Additionally, the stories are not in a chronological order. It goes back and forth between
Nick’s boyhood, to scenes of war, to stories of relationships and bullfights. This makes it
easy for the book to be accepted as a fragmented novel.
However, despite the arguments about structure provided by Moddelmog and
Brogan, both scholars fail to acknowledge the key message Hemingway tries to prove
through his book. He portrays a lot of scenes revolving around war through the graphic
short stories and vignettes as well as the characterization of Nick Adams. Without a
doubt, it is clear that Nick Adams is a young boy in the opening stories. In “Indian
Camp”, Nick goes to an Indian camp with his father who performs a C-section on a
pregnant lady. The dialogue between Nick and his father make it clear that Nick is still
naïve, and is unaware about life and death. After the Indian woman has her baby, her
husband commits suicide and Nick experiences death for the first time. He asks, “‘is
dying hard, Daddy?’” (Hemingway 19). Shortly after they leave, as his father is rowing
away from the camp, “[Nick] felt quite sure that he would never die” (Hemingway 19).
The feeling of immortality that Nick briefly experiences is juvenile and shows that he is
not at a mature age. Even the environment he surrounded by shows how Nick would have
the feeling of immortality, “The sun was coming up over the hills. A bass jumped, making
a circle in the water…It felt warm in the sharp chill of the morning (Hemingway 19).
Aside from the violence he just experienced, this serene setting, with a new day starting,
gives Nick the impression that nothing could ever go wrong.

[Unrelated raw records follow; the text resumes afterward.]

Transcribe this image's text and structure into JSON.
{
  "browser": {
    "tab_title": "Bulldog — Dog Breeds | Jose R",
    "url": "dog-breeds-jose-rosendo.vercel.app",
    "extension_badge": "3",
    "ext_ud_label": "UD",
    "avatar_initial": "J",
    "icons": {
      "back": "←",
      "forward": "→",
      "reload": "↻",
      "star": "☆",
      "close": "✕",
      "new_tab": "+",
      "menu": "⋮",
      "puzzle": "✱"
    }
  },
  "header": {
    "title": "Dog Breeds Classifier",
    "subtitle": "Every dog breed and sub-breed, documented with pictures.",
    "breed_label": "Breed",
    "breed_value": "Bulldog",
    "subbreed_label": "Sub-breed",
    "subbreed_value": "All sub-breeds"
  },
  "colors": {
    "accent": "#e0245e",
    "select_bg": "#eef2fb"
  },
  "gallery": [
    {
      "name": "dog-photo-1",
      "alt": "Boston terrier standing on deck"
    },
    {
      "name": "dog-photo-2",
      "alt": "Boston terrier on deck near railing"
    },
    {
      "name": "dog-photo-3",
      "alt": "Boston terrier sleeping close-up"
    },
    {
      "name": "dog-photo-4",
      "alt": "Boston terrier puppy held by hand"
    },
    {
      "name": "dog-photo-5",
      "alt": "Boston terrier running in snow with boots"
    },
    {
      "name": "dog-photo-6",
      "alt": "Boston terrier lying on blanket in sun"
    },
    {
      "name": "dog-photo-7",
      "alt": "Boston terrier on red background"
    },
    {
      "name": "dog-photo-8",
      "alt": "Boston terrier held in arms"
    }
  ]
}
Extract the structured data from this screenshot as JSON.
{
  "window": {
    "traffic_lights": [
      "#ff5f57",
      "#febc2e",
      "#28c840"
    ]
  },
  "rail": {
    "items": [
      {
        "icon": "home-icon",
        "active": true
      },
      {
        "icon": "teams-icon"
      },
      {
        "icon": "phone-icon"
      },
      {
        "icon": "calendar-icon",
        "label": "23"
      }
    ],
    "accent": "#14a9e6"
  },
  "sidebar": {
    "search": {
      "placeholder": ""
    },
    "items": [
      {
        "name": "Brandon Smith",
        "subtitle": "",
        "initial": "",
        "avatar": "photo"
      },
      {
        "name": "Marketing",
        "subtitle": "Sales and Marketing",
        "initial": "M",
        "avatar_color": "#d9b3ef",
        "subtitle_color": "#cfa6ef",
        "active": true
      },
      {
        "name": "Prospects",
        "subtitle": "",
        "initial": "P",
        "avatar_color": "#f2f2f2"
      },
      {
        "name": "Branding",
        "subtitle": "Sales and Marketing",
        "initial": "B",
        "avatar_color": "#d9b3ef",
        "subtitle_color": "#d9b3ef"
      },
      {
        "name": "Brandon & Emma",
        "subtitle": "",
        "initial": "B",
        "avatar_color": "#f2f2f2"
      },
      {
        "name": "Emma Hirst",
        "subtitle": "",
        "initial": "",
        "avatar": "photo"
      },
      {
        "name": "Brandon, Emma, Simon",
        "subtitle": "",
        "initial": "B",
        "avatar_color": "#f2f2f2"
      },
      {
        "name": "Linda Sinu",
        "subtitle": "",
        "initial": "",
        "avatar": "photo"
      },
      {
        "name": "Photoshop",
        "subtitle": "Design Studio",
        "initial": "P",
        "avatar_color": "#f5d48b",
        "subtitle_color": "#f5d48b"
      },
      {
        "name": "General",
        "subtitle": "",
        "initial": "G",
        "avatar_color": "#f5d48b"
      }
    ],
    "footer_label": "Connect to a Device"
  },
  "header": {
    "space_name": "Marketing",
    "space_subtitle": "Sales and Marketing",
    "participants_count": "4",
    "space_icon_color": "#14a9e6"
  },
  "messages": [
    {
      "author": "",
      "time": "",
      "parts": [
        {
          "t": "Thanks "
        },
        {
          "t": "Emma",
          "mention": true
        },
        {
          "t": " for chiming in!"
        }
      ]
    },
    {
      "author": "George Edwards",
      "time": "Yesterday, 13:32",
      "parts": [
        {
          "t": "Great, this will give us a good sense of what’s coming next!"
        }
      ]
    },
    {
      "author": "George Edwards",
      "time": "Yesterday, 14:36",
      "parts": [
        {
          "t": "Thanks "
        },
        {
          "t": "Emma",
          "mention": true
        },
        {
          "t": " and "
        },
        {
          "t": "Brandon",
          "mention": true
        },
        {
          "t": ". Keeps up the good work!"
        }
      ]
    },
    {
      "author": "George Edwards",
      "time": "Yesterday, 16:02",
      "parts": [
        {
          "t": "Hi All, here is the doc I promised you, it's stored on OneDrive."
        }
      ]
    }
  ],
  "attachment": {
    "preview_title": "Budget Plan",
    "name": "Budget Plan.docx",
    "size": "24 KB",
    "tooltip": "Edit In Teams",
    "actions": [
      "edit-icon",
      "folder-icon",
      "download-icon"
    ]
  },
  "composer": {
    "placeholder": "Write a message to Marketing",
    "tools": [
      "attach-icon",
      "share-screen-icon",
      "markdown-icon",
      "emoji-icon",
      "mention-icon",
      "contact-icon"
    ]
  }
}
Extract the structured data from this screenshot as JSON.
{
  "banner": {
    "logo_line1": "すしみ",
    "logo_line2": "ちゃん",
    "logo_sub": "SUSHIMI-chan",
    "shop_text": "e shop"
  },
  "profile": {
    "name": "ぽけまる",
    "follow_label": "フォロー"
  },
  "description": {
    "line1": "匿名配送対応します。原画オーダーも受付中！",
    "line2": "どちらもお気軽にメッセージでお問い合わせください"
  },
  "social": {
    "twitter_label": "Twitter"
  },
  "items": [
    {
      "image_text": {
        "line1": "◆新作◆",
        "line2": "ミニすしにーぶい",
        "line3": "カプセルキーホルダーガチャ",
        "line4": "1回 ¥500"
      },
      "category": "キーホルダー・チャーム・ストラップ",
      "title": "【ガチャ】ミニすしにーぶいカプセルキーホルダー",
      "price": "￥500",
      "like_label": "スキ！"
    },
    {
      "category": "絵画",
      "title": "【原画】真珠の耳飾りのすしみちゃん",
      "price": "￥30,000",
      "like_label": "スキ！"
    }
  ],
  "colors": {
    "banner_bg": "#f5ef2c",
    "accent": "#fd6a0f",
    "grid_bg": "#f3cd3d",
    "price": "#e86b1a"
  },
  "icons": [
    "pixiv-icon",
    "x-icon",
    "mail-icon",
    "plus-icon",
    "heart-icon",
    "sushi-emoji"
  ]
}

Further in Hemingway’s
novel, he depicts an image of Nick actually in war and introduces very graphic scenes
describing it. In one of the vignettes, named “Chapter VI”, Nick was physically hurt,